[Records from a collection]

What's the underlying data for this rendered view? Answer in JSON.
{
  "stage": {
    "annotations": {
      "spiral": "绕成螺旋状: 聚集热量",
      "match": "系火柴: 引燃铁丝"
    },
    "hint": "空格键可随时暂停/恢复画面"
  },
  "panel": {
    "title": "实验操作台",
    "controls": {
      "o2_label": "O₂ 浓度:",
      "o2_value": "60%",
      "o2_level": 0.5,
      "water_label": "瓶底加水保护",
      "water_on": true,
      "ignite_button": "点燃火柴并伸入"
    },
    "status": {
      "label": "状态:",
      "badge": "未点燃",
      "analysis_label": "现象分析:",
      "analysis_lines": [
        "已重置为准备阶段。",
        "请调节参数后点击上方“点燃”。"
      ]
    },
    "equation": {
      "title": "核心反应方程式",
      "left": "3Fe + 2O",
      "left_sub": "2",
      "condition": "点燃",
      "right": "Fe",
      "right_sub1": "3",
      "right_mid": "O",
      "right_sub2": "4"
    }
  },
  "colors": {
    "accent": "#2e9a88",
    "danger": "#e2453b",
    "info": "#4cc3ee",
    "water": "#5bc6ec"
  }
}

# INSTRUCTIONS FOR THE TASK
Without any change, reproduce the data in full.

# TASK SOLUTION
What's the underlying data for this rendered view? Answer in JSON.
{
  "stage": {
    "annotations": {
      "spiral": "绕成螺旋状: 聚集热量",
      "match": "系火柴: 引燃铁丝"
    },
    "hint": "空格键可随时暂停/恢复画面"
  },
  "panel": {
    "title": "实验操作台",
    "controls": {
      "o2_label": "O₂ 浓度:",
      "o2_value": "60%",
      "o2_level": 0.5,
      "water_label": "瓶底加水保护",
      "water_on": true,
      "ignite_button": "点燃火柴并伸入"
    },
    "status": {
      "label": "状态:",
      "badge": "未点燃",
      "analysis_label": "现象分析:",
      "analysis_lines": [
        "已重置为准备阶段。",
        "请调节参数后点击上方“点燃”。"
      ]
    },
    "equation": {
      "title": "核心反应方程式",
      "left": "3Fe + 2O",
      "left_sub": "2",
      "condition": "点燃",
      "right": "Fe",
      "right_sub1": "3",
      "right_mid": "O",
      "right_sub2": "4"
    }
  },
  "colors": {
    "accent": "#2e9a88",
    "danger": "#e2453b",
    "info": "#4cc3ee",
    "water": "#5bc6ec"
  }
}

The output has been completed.